It’s Halloween and Tristan Garrett is looking for a meaningful, long-term relationship, but he won’t say no to a single night of erotic fun. He attracts the attention of two men and, by accepting the pursuit of both, his once ordinary life is quickly enveloped by a wave of chaotic change.
Machidiel, an angel of Heaven, and Alastor, a demon of Hell, have been circling one another for several millennia. They have been, at times, enemies and, more often, the neutral pawns of those with greater power. Now they have fallen for the same mortal and must decide if the cost of their temptation is worth the risk to Tristan and to themselves.
As Tristan learns to balance the demands of Heaven and Hell, he must dodge the danger that seems to lurk around every corner. To survive and have a chance at a romance for the ages, Tristan may just have to make a deal with the Devil.
Between Heaven and Hell is the first in the Heavenly Sins series, which has been republished and reedited from a previous release. This first installment is full of potential, but has more than a few problems as well.
The plot is generally solid and intriguing. The challenges our trio face create a genuine sense of suspense and that serves as a real strength for the book.
The interplay between Tristan, Machidiel, and Alastor is both fascinating and frustrating. A ménage is a natural fit for these three, enough so that the idea of a relationship seems possible. We, as readers, want them to overcome each progressively more difficult hurdle and the author does a decent job of making us care about their respective fates. Yet the evolution of the relationship passes so rapidly that it suffers from a real lack of depth. There is no doubt these men are great together in the bedroom, but the hurried development of their bond detracts from any sense of realism, even when placed within the framework of a fantasy.
The characters, main and secondary, also suffer from a lack of dimension. Machidiel is of Heaven and Alastor of Hell, but save for a pair of wings and a set of horns, I was left wondering what it meant to be either angel or demon in the world the author was trying to portray. Tristan suffers most from this broad rather than deep rendering. He lacks personality for most the book and many of his reactions do not read as believable. It leaves his character only half-formed and not as engaging as either Machidiel or Alastor. The secondary characters are caricatures rather than integral additions to the story and seem jarringly inserted rather than smoothly melding with the plot.
My initial impression of Between Heaven and Hell was not particularly kind, but upon re-reading I realized it does possess a bit more merit than I first realized. There are plenty of problems, yet the path these men have been placed upon does stir the imagination. Given this is the first in a series, the author may more fully realize the characters and give the pacing a chance to build more naturally in further volumes. Doing so would greatly improve my interest in further reading the series.
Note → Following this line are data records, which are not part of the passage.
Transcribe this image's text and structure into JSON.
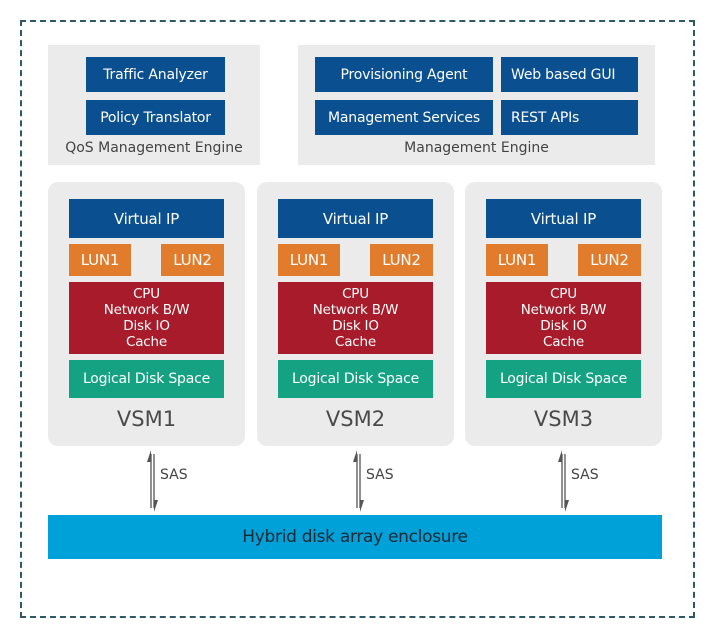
{
  "qos_engine": {
    "label": "QoS Management Engine",
    "components": [
      "Traffic  Analyzer",
      "Policy Translator"
    ]
  },
  "management_engine": {
    "label": "Management Engine",
    "components": [
      "Provisioning Agent",
      "Web based GUI",
      "Management Services",
      "REST APIs"
    ]
  },
  "vsms": [
    {
      "name": "VSM1",
      "virtual_ip": "Virtual IP",
      "luns": [
        "LUN1",
        "LUN2"
      ],
      "resources": [
        "CPU",
        "Network B/W",
        "Disk IO",
        "Cache"
      ],
      "storage": "Logical Disk Space"
    },
    {
      "name": "VSM2",
      "virtual_ip": "Virtual IP",
      "luns": [
        "LUN1",
        "LUN2"
      ],
      "resources": [
        "CPU",
        "Network B/W",
        "Disk IO",
        "Cache"
      ],
      "storage": "Logical Disk Space"
    },
    {
      "name": "VSM3",
      "virtual_ip": "Virtual IP",
      "luns": [
        "LUN1",
        "LUN2"
      ],
      "resources": [
        "CPU",
        "Network B/W",
        "Disk IO",
        "Cache"
      ],
      "storage": "Logical Disk Space"
    }
  ],
  "connections": [
    {
      "from": "VSM1",
      "to": "Hybrid disk array enclosure",
      "label": "SAS"
    },
    {
      "from": "VSM2",
      "to": "Hybrid disk array enclosure",
      "label": "SAS"
    },
    {
      "from": "VSM3",
      "to": "Hybrid disk array enclosure",
      "label": "SAS"
    }
  ],
  "storage_enclosure": {
    "label": "Hybrid disk array enclosure"
  },
  "colors": {
    "component_blue": "#0a4f8f",
    "lun_orange": "#e07c2c",
    "resource_red": "#a81b2a",
    "disk_green": "#14a283",
    "enclosure_cyan": "#00a1d8",
    "panel_gray": "#ebebeb",
    "border_teal": "#2e5866"
  }
}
Sue works in a soul crushing civil service job, but she has a menagerie of cats, dogs, rats and guinea pigs that make it all worth while. Most evenings she can be found curled up with a good book, read in between chasing after the aforementioned menagerie. Her dream is to have a goat farm but no one will give her one and apparently you can’t just order them online. So for now, she enjoys the occasional road trip, hanging out with friends and family and reading as much as she can.